Christine Lagarde, the Managing Director of the International Monetary Fund (IMF) and therefore to a first approximation the person in charge of money, gave a speech in Singapore on 14th November 2018 in which she asked…
Should central banks issue a new digital form of money? A state-backed token, or perhaps an account held directly at the central bank, available to people and firms for retail payments?
This is a question that, of course, interests me greatly. The IMF Staff Discussion Note (18/08) on which her speech is based sets out these two options clearly:
Token-based CBDC—with payments that involve the transfer of an object (namely, a digital token)—could extend some of the attributes of cash to the digital world. CBDC could provide varying degrees of anonymity and immediate settlement. It could thus curtail the development of private forms of anonymous payment but could increase risks to financial integrity. Design features such as size limits on payments in, and holdings of, CBDC would reduce but not eliminate these concerns.
Account-based CBDC—with payments through the transfer of claims recorded on an account— could increase risks to financial intermediation. It would raise funding costs for deposit-taking institutions and facilitate bank runs during periods of distress. Again, careful design and accompanying policies should reduce, but not eliminate, these risks.
Or, as I said a few years ago, should the Bank of England create BritCoin or BritPESA?
I’ve written before about the advantages and disadvantages of moving to digital currencies and don’t want to go over these arguments again here. Ms. Lagarde has also spoken about them before, specifically noting that digital currencies “could be issued one-for-one for dollars, or a stable basket of currencies”. Why her new speech was reported in some outlets as being somewhat supportive of cryptocurrencies is puzzling, especially since in this speech she specifically said she remained unconvinced about the “trust = technology” (“code is law”) view of cryptocurrencies. But the key point of her speech is that the IMF is taking digital currency seriously and treating it as something that might actually happen.
(Note that the IMF position seems different to the position of European Central Bank, where President Mario Draghi recently said that they have “no plan to issue a digital currency because the underlying technology is still fragile and the use of physical cash still high in the euro zone”.)
The reason for this comment on her speech is to re-iterate my view on the BritCoin approach. I think Ms. Lagarde is right to mention a state-backed token as an option. The idea of using token technology to implement cryptoassets of any kind, which I have labelled digital bearer instruments, is feasible and deserves detailed exploration. What we might call “digital fiat”* is simply a particular kind of cryptoasset, as shown in the diagram below, a particular kind that happens to be create digital money based on an institutional binding (where the institution is central bank) to national currency.

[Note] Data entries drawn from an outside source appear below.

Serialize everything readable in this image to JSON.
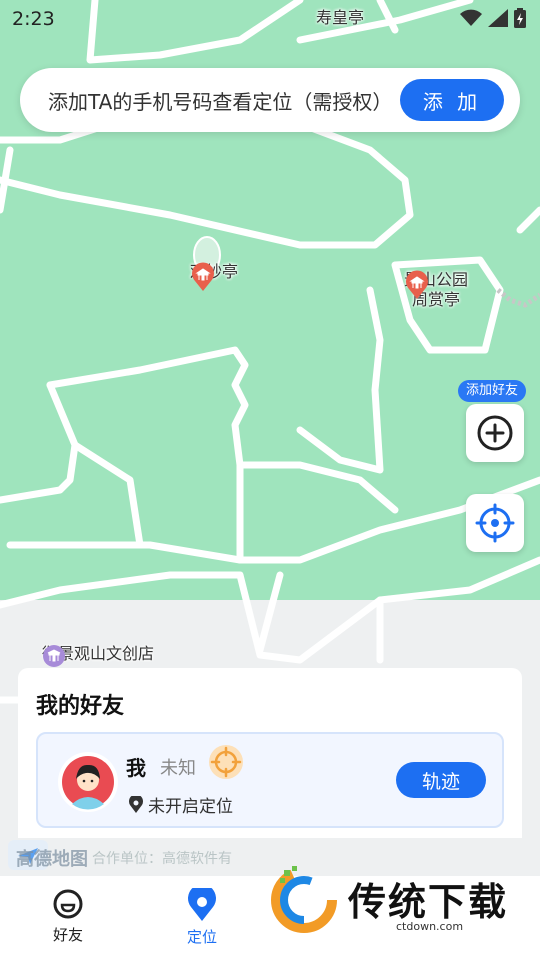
{
  "status_bar": {
    "time": "2:23"
  },
  "map": {
    "pois": [
      {
        "name": "寿皇亭"
      },
      {
        "name": "观妙亭"
      },
      {
        "name": "景山公园"
      },
      {
        "name": "周赏亭"
      },
      {
        "name": "御景观山文创店"
      }
    ],
    "attribution": {
      "brand": "高德地图",
      "partner": "合作单位：高德软件有"
    }
  },
  "banner": {
    "text": "添加TA的手机号码查看定位（需授权）",
    "button_label": "添 加"
  },
  "map_controls": {
    "add_friend_tip": "添加好友"
  },
  "friends_panel": {
    "title": "我的好友",
    "friends": [
      {
        "name": "我",
        "status": "未知",
        "location": "未开启定位",
        "track_label": "轨迹"
      }
    ]
  },
  "tabs": [
    {
      "label": "好友",
      "active": false
    },
    {
      "label": "定位",
      "active": true
    }
  ],
  "watermark": {
    "text": "传统下载",
    "url": "ctdown.com"
  },
  "colors": {
    "accent": "#1d6ff2",
    "map_green": "#9fe4bd",
    "poi_red": "#e8604c"
  }
}
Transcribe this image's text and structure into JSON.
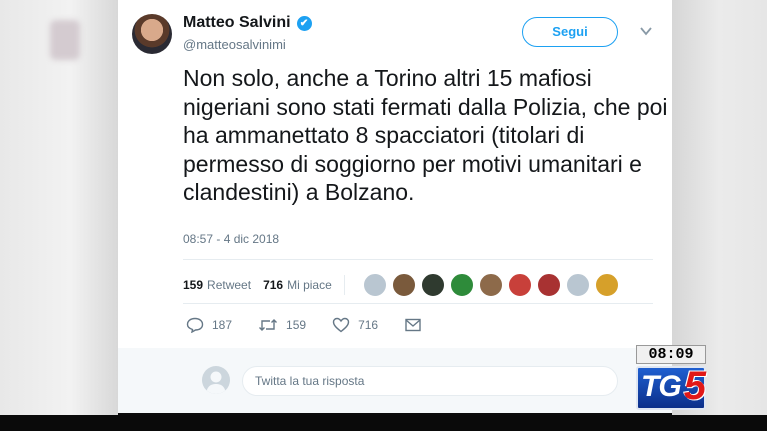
{
  "tweet": {
    "author_name": "Matteo Salvini",
    "verified_badge": "✔",
    "handle": "@matteosalvinimi",
    "follow_label": "Segui",
    "text": "Non solo, anche a Torino altri 15 mafiosi nigeriani sono stati fermati dalla Polizia, che poi ha ammanettato 8 spacciatori (titolari di permesso di soggiorno per motivi umanitari e clandestini) a Bolzano.",
    "timestamp": "08:57 - 4 dic 2018",
    "retweets_count": "159",
    "retweets_label": "Retweet",
    "likes_count": "716",
    "likes_label": "Mi piace",
    "liker_avatar_colors": [
      "#b9c6d1",
      "#7a5a3c",
      "#2f3a2f",
      "#2e8b3a",
      "#8d6a4a",
      "#c8403a",
      "#a83232",
      "#b9c6d1",
      "#d6a02a"
    ]
  },
  "actions": {
    "reply_count": "187",
    "retweet_count": "159",
    "like_count": "716"
  },
  "reply": {
    "placeholder": "Twitta la tua risposta"
  },
  "overlay": {
    "clock": "08:09",
    "channel_logo": "TG",
    "channel_logo_num": "5"
  },
  "colors": {
    "accent": "#1da1f2",
    "text": "#14171a",
    "muted": "#657786"
  }
}
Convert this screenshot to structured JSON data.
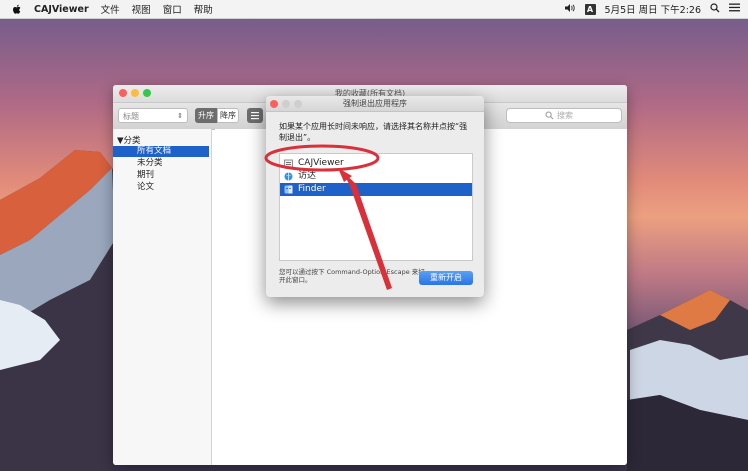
{
  "menubar": {
    "app_name": "CAJViewer",
    "menus": [
      "文件",
      "视图",
      "窗口",
      "帮助"
    ],
    "input_badge": "A",
    "datetime": "5月5日 周日 下午2:26"
  },
  "main_window": {
    "title": "我的收藏(所有文档)",
    "sort_field": "标题",
    "sort_asc_label": "升序",
    "sort_desc_label": "降序",
    "search_placeholder": "搜索",
    "sidebar": {
      "group": "▼分类",
      "items": [
        "所有文档",
        "未分类",
        "期刊",
        "论文"
      ],
      "selected_index": 0
    }
  },
  "force_quit": {
    "title": "强制退出应用程序",
    "instruction": "如果某个应用长时间未响应，请选择其名称并点按“强制退出”。",
    "apps": [
      "CAJViewer",
      "访达",
      "Finder"
    ],
    "selected_index": 2,
    "hint": "您可以通过按下 Command-Option-Escape 来打开此窗口。",
    "relaunch_label": "重新开启"
  },
  "colors": {
    "selection": "#1e62c9",
    "annotation": "#d9303a"
  }
}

Now, nothing in this formulation makes the use of cryptoassets (rather than a central database) inevitable. There are, however, other arguments in favour of using there newer and potentially more radical technologies to implement digital money. One of them is privacy.
(As The Economist noted on this topic, people might well be “uncomfortable with accounts that give governments detailed information about transactions, particularly if they hasten the decline of good old anonymous cash”.)
In her speech, Ms. Lagarde said that…
Central banks might design digital currency so that users’ identities would be authenticated through customer due diligence procedures and transactions recorded. But identities would not be disclosed to third parties or governments unless required by law.
As a fan of practical pseudonymity as a means to raise the bar on both privacy and security, I am very much in favour of exploring this line of thinking. Technology gives us ways to deliver appropriate levels of privacy into this kind of transactional system and to do it securely and efficiently within a democratic framework. In particular, new cryptographic technology gives us the apparently paradoxical ability to keep private data on a public leader, which I think will form the basis on new financial institutions (the “glass bank” that I am fond of using as the key image) that work in new kinds of markets.
* I happened to sit in on the panel discussion on digital fiat at Money2020 China. The discussion was chaired by Carolyn MacMahon from the San Francisco-based Digital Fiat Institute, which I must confess I’d not heard of until today, but intend to visit next time I’m over on the West Coast. In the Q&A I was going to ask about the anonymity issue but go sidetracked with the impact on commercial banks. Next time.